The First White House of the Confederacy was the Executive Residence of President Jefferson Davis and family while the capitol of the Confederacy was in Montgomery, Alabama. The house served as the first White House of the Confederacy from February 1861 until late May 1861, when the Confederate capital moved to Richmond, Virginia. Completely furnished with original period pieces from the 1850s and 1860s, the 1835 Italianate style house is open to the public. It has been listed on the National Register of Historic Places since 1974. It is located across from the south side of the Alabama State Capitol, next door to Archives and History Building.
Many personal items of President and Mrs. Davis are in the house as well as authentic furnishings of the period. It is a Confederate house museum which tells three stories:
- What happened during the spring of 1861 when a government was formed from few resources except cotton and courage.
- The story of Jefferson Davis, a renowned American patriot long before The War, and his family.
- The story of the preservation of the House.
Three great reasons to book your field trip or visit us:
- Historical: The First White House served as the home of the only President of the Confederacy, Jefferson Davis, during the spring of 1861.
- Educational: Children love to visit the First White House.
- Proximity: Next to the Alabama Dept of Archives & History building, across the street from the Alabama State Capitol and the Alabama State House.
Admission is free!
Please join us for cake anytime on 19 January 2017 as we celebrate the birthday of General Robert E. Lee.
4th and 5th Graders from Emerald Mountain Elementary School Montgomery's historic First White House of the Confederacy was packed with visitors on Tuesday, January 19th in honor or General Robert E. Lee's [...]
She moved several times to avoid Adolf Hitler's regime, escaped prison, survived living in a displaced persons camp for two years, immigrated to the U.S. and got married...all by the time she was eighteen! Meet Eva Newman, an incredible woman who volunteers at the First White House of the Confederacy and has hosted more than 55 international officers for Maxwell AFB.
Jefferson Davis remembered as a 'good guy' Alvin Benn/Special to the Advertiser Montgomery Advertiser 4 June 2015 Jefferson Davis has gotten a "bad rap" in the 150 years since the doomed Confederacy's only president led [...]

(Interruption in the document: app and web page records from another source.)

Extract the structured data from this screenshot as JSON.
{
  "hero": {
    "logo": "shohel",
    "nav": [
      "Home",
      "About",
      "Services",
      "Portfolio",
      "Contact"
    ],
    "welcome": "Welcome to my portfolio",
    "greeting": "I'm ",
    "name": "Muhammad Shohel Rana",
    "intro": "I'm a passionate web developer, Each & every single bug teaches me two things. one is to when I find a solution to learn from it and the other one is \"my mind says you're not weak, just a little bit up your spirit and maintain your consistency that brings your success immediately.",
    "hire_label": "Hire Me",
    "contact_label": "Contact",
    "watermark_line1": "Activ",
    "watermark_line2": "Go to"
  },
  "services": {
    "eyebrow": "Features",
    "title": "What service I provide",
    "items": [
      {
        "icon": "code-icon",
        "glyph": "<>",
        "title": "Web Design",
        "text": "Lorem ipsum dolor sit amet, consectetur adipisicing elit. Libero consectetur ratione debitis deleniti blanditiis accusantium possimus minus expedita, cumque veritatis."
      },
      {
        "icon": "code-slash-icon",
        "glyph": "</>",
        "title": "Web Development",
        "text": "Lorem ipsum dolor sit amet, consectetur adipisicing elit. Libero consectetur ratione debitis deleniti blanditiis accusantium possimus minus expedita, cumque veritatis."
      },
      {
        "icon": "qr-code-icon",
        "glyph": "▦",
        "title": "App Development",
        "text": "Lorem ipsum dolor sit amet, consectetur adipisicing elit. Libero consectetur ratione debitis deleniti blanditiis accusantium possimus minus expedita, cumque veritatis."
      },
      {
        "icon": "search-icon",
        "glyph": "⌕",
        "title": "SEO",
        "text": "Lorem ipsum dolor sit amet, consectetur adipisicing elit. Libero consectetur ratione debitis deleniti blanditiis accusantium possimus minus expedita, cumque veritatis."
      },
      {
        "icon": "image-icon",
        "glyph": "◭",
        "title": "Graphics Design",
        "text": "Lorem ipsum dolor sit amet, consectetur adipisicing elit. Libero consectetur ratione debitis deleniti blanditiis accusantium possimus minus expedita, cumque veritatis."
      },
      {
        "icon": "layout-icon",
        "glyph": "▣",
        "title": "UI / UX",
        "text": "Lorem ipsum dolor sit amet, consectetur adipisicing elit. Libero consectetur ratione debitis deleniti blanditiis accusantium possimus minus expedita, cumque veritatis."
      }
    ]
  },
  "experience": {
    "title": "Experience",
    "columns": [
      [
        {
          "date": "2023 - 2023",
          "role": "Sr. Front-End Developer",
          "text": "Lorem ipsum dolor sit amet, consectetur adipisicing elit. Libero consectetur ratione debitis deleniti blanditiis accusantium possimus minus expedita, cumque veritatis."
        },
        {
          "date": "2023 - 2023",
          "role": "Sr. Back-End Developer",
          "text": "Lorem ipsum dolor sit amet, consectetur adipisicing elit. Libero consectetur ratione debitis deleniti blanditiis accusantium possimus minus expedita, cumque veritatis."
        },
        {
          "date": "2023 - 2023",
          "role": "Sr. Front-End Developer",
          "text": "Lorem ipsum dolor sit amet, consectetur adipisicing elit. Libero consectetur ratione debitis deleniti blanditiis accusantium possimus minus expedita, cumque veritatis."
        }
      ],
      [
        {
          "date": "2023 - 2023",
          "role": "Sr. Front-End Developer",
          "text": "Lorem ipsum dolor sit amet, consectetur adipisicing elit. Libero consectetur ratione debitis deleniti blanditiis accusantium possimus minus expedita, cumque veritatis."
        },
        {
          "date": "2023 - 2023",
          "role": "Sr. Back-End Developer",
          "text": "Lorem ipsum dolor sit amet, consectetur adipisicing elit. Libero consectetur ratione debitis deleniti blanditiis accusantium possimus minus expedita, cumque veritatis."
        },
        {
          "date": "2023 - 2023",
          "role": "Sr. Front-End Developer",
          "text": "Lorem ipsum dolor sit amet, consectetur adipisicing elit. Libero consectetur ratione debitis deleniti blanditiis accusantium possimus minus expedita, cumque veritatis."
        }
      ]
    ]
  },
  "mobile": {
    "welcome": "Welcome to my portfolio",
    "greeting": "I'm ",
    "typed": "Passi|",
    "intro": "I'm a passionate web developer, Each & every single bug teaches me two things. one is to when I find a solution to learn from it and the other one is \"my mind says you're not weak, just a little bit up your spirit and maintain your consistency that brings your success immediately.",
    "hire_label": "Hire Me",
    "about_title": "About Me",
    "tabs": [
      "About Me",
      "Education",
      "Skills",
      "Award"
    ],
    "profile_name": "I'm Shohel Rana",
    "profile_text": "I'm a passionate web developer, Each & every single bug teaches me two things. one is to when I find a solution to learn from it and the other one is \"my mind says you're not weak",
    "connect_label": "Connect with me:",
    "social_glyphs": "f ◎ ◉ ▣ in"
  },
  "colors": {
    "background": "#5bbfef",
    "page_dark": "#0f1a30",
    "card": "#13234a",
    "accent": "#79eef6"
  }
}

We are having our usual busy summer at the First White House. We have had lots of visitors including two groups of International Students from Maxwell Air Force Base and people from many different States as well [...]
There have been six Regents of the White House Association since its inception in 1900, not counting Mrs. Jefferson Davis who was Queen Regent and remains so in perpetuity. Mrs. Davis's long-time family friend, Mrs. [...]
In the Montgomery Advertiser, Thursday, January 22, 2015, I read an article by Norman Merchant of the Associated Press saying that two Arkansas legislators had introduced a bill ending the holiday commemorating the birth of [...]